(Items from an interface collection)

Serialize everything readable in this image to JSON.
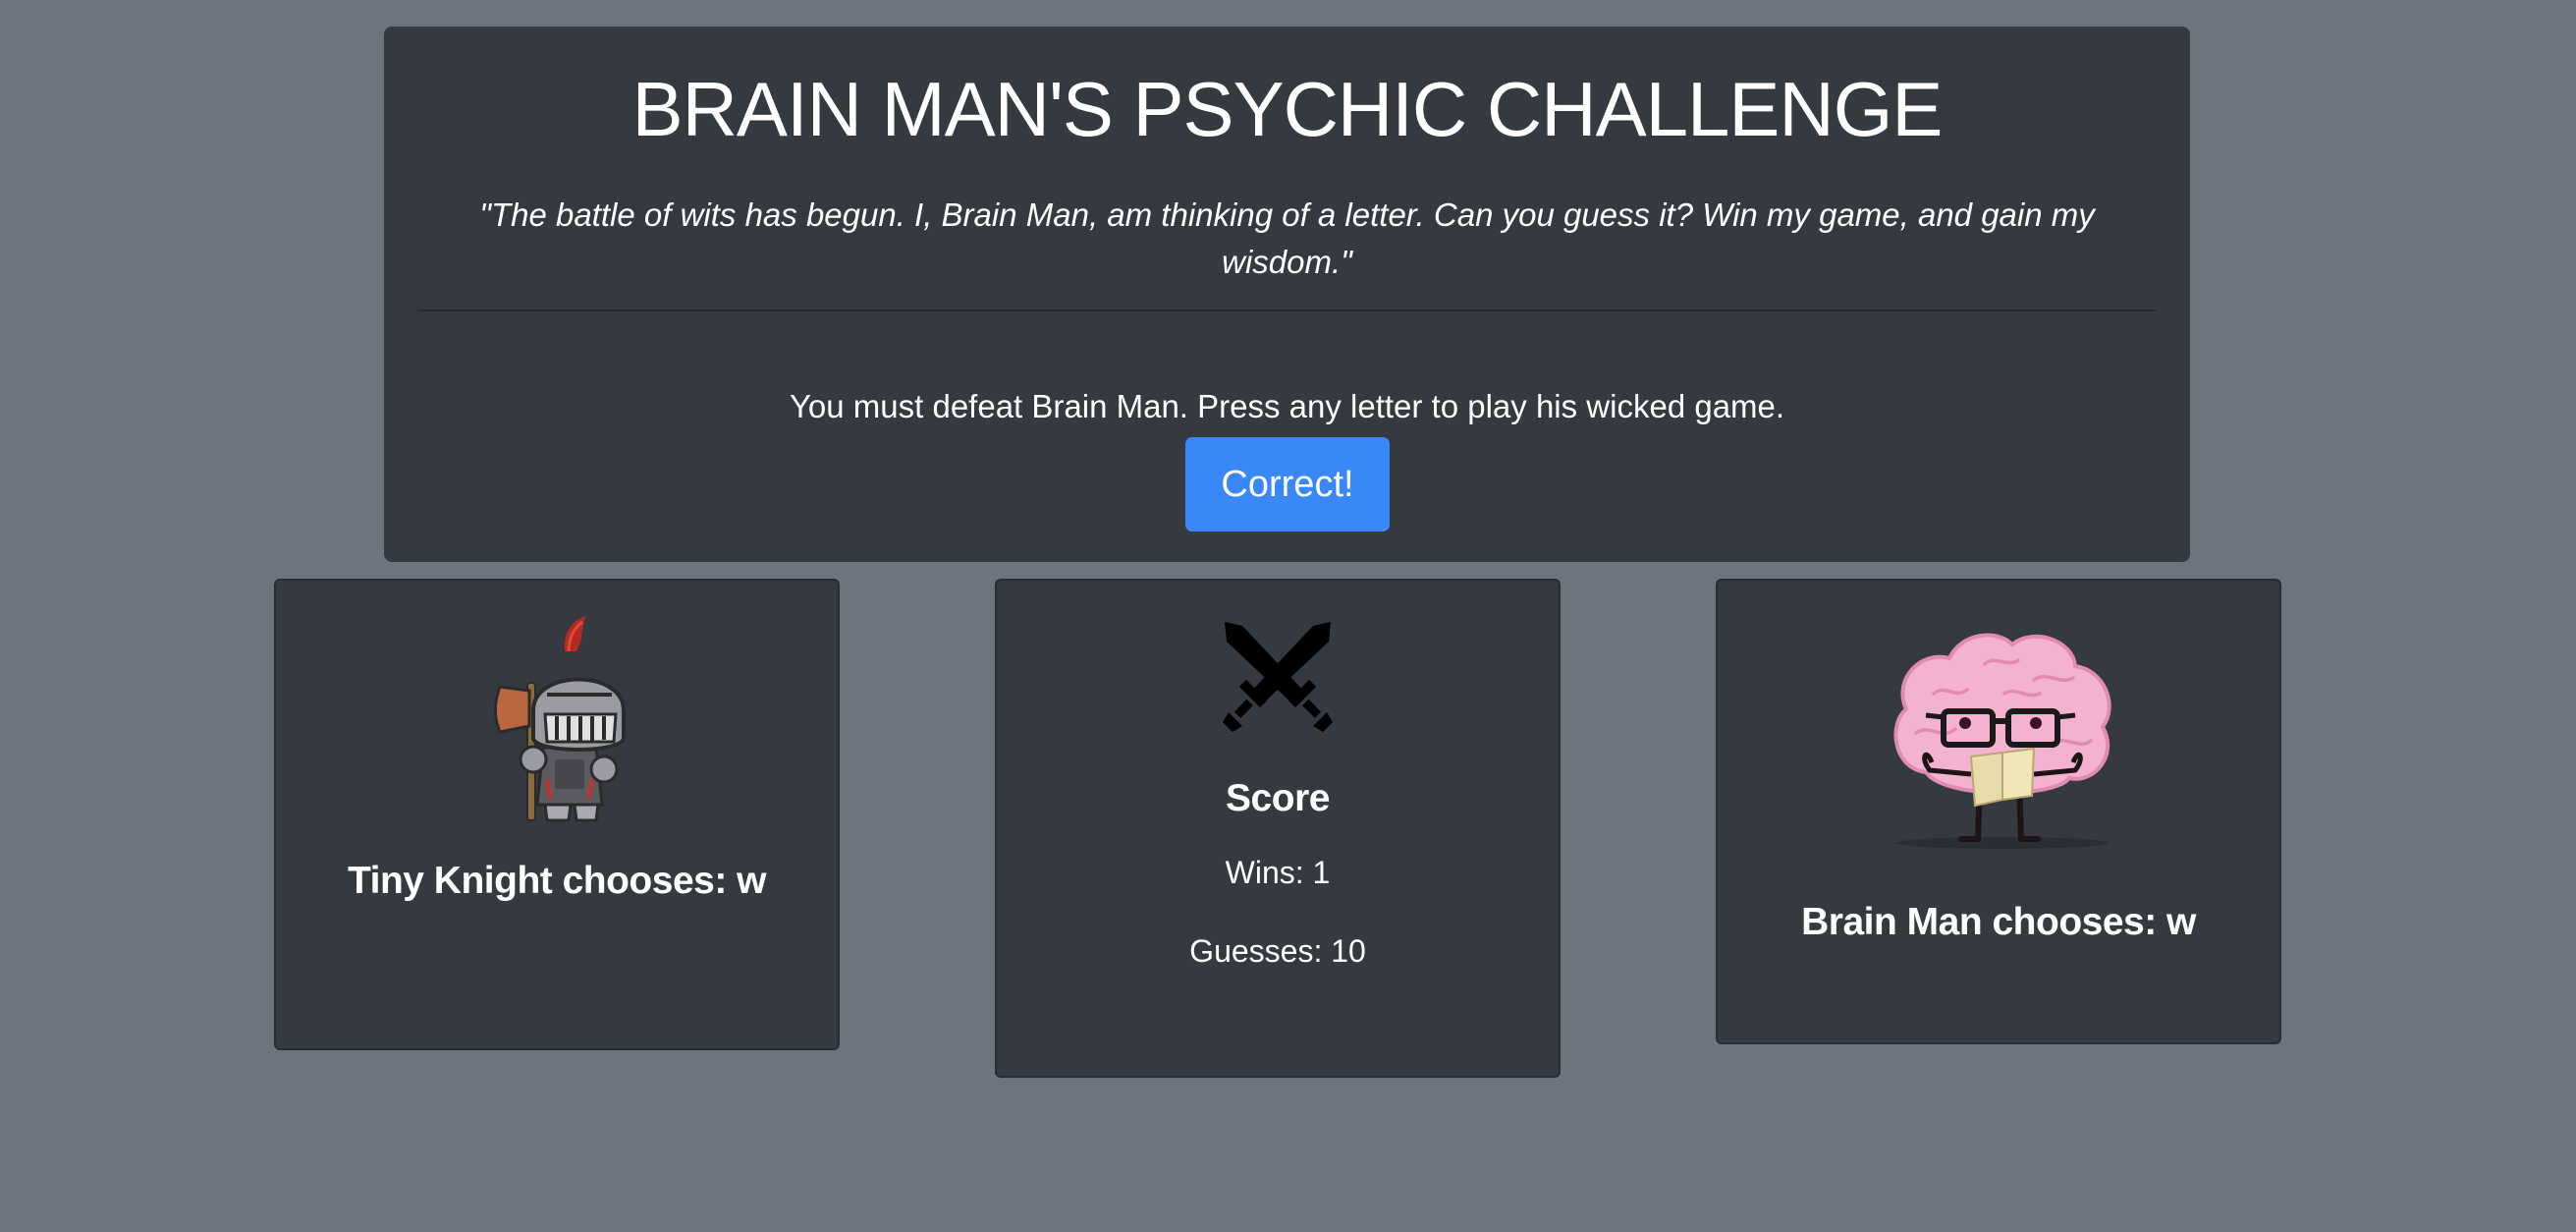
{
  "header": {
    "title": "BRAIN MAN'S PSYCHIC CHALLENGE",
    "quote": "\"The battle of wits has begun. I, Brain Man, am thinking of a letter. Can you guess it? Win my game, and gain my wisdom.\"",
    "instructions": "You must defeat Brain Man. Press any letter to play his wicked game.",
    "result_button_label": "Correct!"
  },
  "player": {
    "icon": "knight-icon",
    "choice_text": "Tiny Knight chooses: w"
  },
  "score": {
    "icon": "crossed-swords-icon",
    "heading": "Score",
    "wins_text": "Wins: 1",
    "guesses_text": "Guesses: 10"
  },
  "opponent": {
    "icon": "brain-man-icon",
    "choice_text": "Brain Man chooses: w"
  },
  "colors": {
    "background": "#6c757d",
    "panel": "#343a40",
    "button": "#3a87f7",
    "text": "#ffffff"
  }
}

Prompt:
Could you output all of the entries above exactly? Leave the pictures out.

Written answer:
Serialize everything readable in this image to JSON.
{
  "header": {
    "title": "BRAIN MAN'S PSYCHIC CHALLENGE",
    "quote": "\"The battle of wits has begun. I, Brain Man, am thinking of a letter. Can you guess it? Win my game, and gain my wisdom.\"",
    "instructions": "You must defeat Brain Man. Press any letter to play his wicked game.",
    "result_button_label": "Correct!"
  },
  "player": {
    "icon": "knight-icon",
    "choice_text": "Tiny Knight chooses: w"
  },
  "score": {
    "icon": "crossed-swords-icon",
    "heading": "Score",
    "wins_text": "Wins: 1",
    "guesses_text": "Guesses: 10"
  },
  "opponent": {
    "icon": "brain-man-icon",
    "choice_text": "Brain Man chooses: w"
  },
  "colors": {
    "background": "#6c757d",
    "panel": "#343a40",
    "button": "#3a87f7",
    "text": "#ffffff"
  }
}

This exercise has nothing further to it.